Where do you get your protein?
It is wrong to suggest that you need to eat an animal and that not eating animal is abuse or cruelty to the human body regardless of age; 2 years or 102 years. If you believe this you have let someone fool you into believing something based solely on emotion and not science.
To build muscle, it’s crucial to balance the protein you eat with the protein your body naturally loses every day to reach your goals.
Where does nitrogen in the body come from?
Nitrogen comes from the proteins you eat. When you eat proteins, they are broken down during digestion into individual amino acids, which can be used by the body to make other body proteins. The structure of all amino acids includes an “amino group,” which is the portion of the amino acid that contains nitrogen and supplies nitrogen to the body.
What does nitrogen balance mean?
Every day, nitrogen comes into your body from the proteins in your diet and is lost naturally in waste from your urinary and digestive tracts, sweating, and shedding of hair or skin cells.
Nitrogen balance refers to intake and output. The balance between the nitrogen coming into the body and the nitrogen that is being lost. When you are in nitrogen balance, the amount of nitrogen going in and the amount that is leaving the body are roughly the same. Most healthy adults are in nitrogen equilibrium, which means that the amount of protein they are taking in is enough to maintain and repair body proteins. Any excess nitrogen is simply excreted from the body.
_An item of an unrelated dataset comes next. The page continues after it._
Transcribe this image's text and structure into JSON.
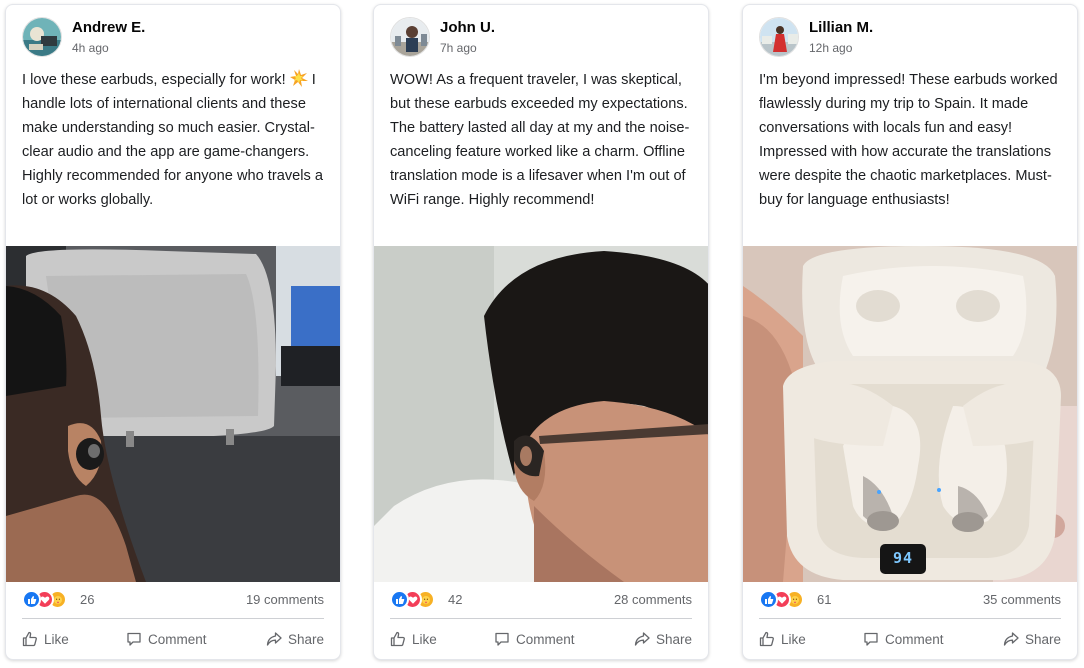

But this balance can be tipped. When someone is in negative nitrogen balance, more nitrogen is leaving the body than is coming in. Therefore, the body is losing protein and does not have adequate nitrogen to build and repair cells and tissues. This may happen when someone suffers severe burns or injuries, but it can also occur on extreme diets where calories, protein, or both are in very short supply. Without enough calories or protein to keep the body functioning correctly, the body may be forced to break down its own protein sources for fuel (such as your muscle).
On the other hand, there are instances where you can be in a positive nitrogen balance. In these situations, the body is growing somehow, so it is retaining more nitrogen than it is losing. A pregnant woman, a growing child, or someone gaining muscle mass would all be in positive nitrogen balance. When the body is in positive nitrogen balance, the body is retaining nitrogen to use it to build and repair tissues, such as muscle, or to manufacture other vital body proteins such as hormones.
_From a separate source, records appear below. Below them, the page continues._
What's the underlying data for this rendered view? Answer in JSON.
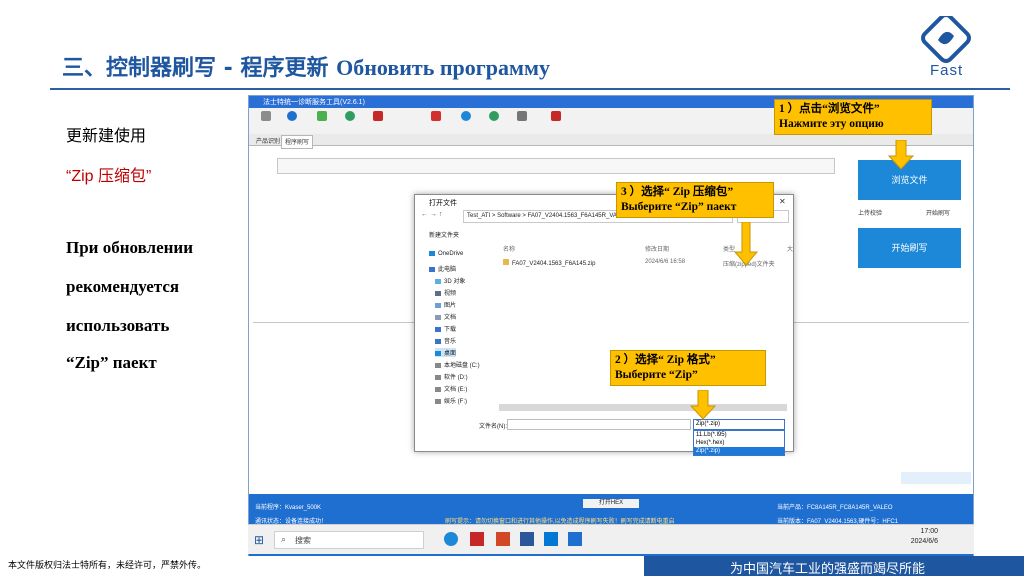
{
  "slide": {
    "title_cn": "三、控制器刷写 -  程序更新",
    "title_ru": "Обновить программу",
    "logo_text": "Fast",
    "left_lines": [
      "更新建使用",
      "“Zip 压缩包”",
      "При обновлении",
      "рекомендуется",
      "использовать",
      "“Zip” паект"
    ],
    "footer_left": "本文件版权归法士特所有，未经许可，严禁外传。",
    "footer_right": "为中国汽车工业的强盛而竭尽所能"
  },
  "app": {
    "title": "法士特统一诊断服务工具(V2.6.1)",
    "tabs": [
      "产品识别",
      "程序刷写"
    ],
    "browse_button": "浏览文件",
    "hex_button": "开始刷写",
    "checkbox_labels": [
      "上传校验",
      "开始刷写"
    ],
    "status_left": [
      "当前程序：Kvaser_500K",
      "通讯状态：设备连接成功！"
    ],
    "status_right": [
      "当前产品：FC8A145R_FC8A145R_VALEO",
      "当前版本：FA07_V2404.1563,硬件号：HFC1"
    ],
    "center_button": "打开HEX",
    "ticker": "刷写提示：请勿切换窗口和进行其他操作,以免造成程序刷写失败！刷写完成请断电重启"
  },
  "dialog": {
    "title": "打开文件",
    "address": "Test_ATI > Software > FA07_V2404.1563_F6A145R_VA...",
    "new_folder": "新建文件夹",
    "nav_items": [
      "OneDrive",
      "此电脑",
      "3D 对象",
      "视频",
      "图片",
      "文档",
      "下载",
      "音乐",
      "桌面",
      "本地磁盘 (C:)",
      "软件 (D:)",
      "文档 (E:)",
      "娱乐 (F:)"
    ],
    "columns": [
      "名称",
      "修改日期",
      "类型",
      "大"
    ],
    "file_name": "FA07_V2404.1563_F6A145.zip",
    "file_date": "2024/6/6 16:58",
    "file_type": "压缩(zipped)文件夹",
    "filename_label": "文件名(N):",
    "filetype_value": "Zip(*.zip)",
    "filetype_options": [
      "11.Lb(*.l95)",
      "Hex(*.hex)",
      "Zip(*.zip)"
    ]
  },
  "callouts": {
    "c1_line1": "1 ）点击“浏览文件”",
    "c1_line2": "Нажмите эту опцию",
    "c2_line1": "2 ）选择“ Zip 格式”",
    "c2_line2": "Выберите “Zip”",
    "c3_line1": "3 ）选择“ Zip 压缩包”",
    "c3_line2": "Выберите “Zip” паект"
  },
  "taskbar": {
    "search": "搜索",
    "time": "17:00",
    "date": "2024/6/6"
  },
  "colors": {
    "brand_blue": "#1e56a0",
    "callout_yellow": "#ffc000",
    "app_blue": "#1f6fd0"
  }
}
Muscle Development and Nitrogen Balance
For individuals aiming to build muscle mass through strength training and a proper diet, adequate protein is necessary to encourage muscle repair and growth. For strength athletes, protein needs have been estimated to be about 1.5 to 2 grams of protein per kilogram of body weight (one kilogram = 2.2 pounds). So, for an 80 kg (175 pound) athlete, 120 to 160 grams of protein per day would be recommended.
Ensuring you get enough protein is only part of the story, though. It’s also vital that you spread your protein intake over the day and consume the best types of protein to maximize muscle protein synthesis. Ideally, protein intake should be distributed evenly over meals and snacks, and special attention should be paid to getting adequate protein immediately after training. After a workout, dairy protein sources such as whey and casein are suggested. They are rich sources of branched-chain amino acids – a particular group of amino acids that stimulate muscle growth and recovery* after a workout.
It’s also essential to consume enough calories to tip nitrogen balance in your favor. Sometimes an athlete may cut too many calories to quickly build muscle and lose fat at the same time. When this happens, some protein being eaten might be used for fuel rather than tissue repair. Rather than “burning the candle at both ends,” it’s crucial to take in a balanced diet that also provides enough carbs and fats for fuel, so that protein can be used to build lean mass and help you achieve your goals.
Info based on: https://discovergoodnutrition.com/2020/10/the-role-of-nitrogen-balance-in-building-muscle/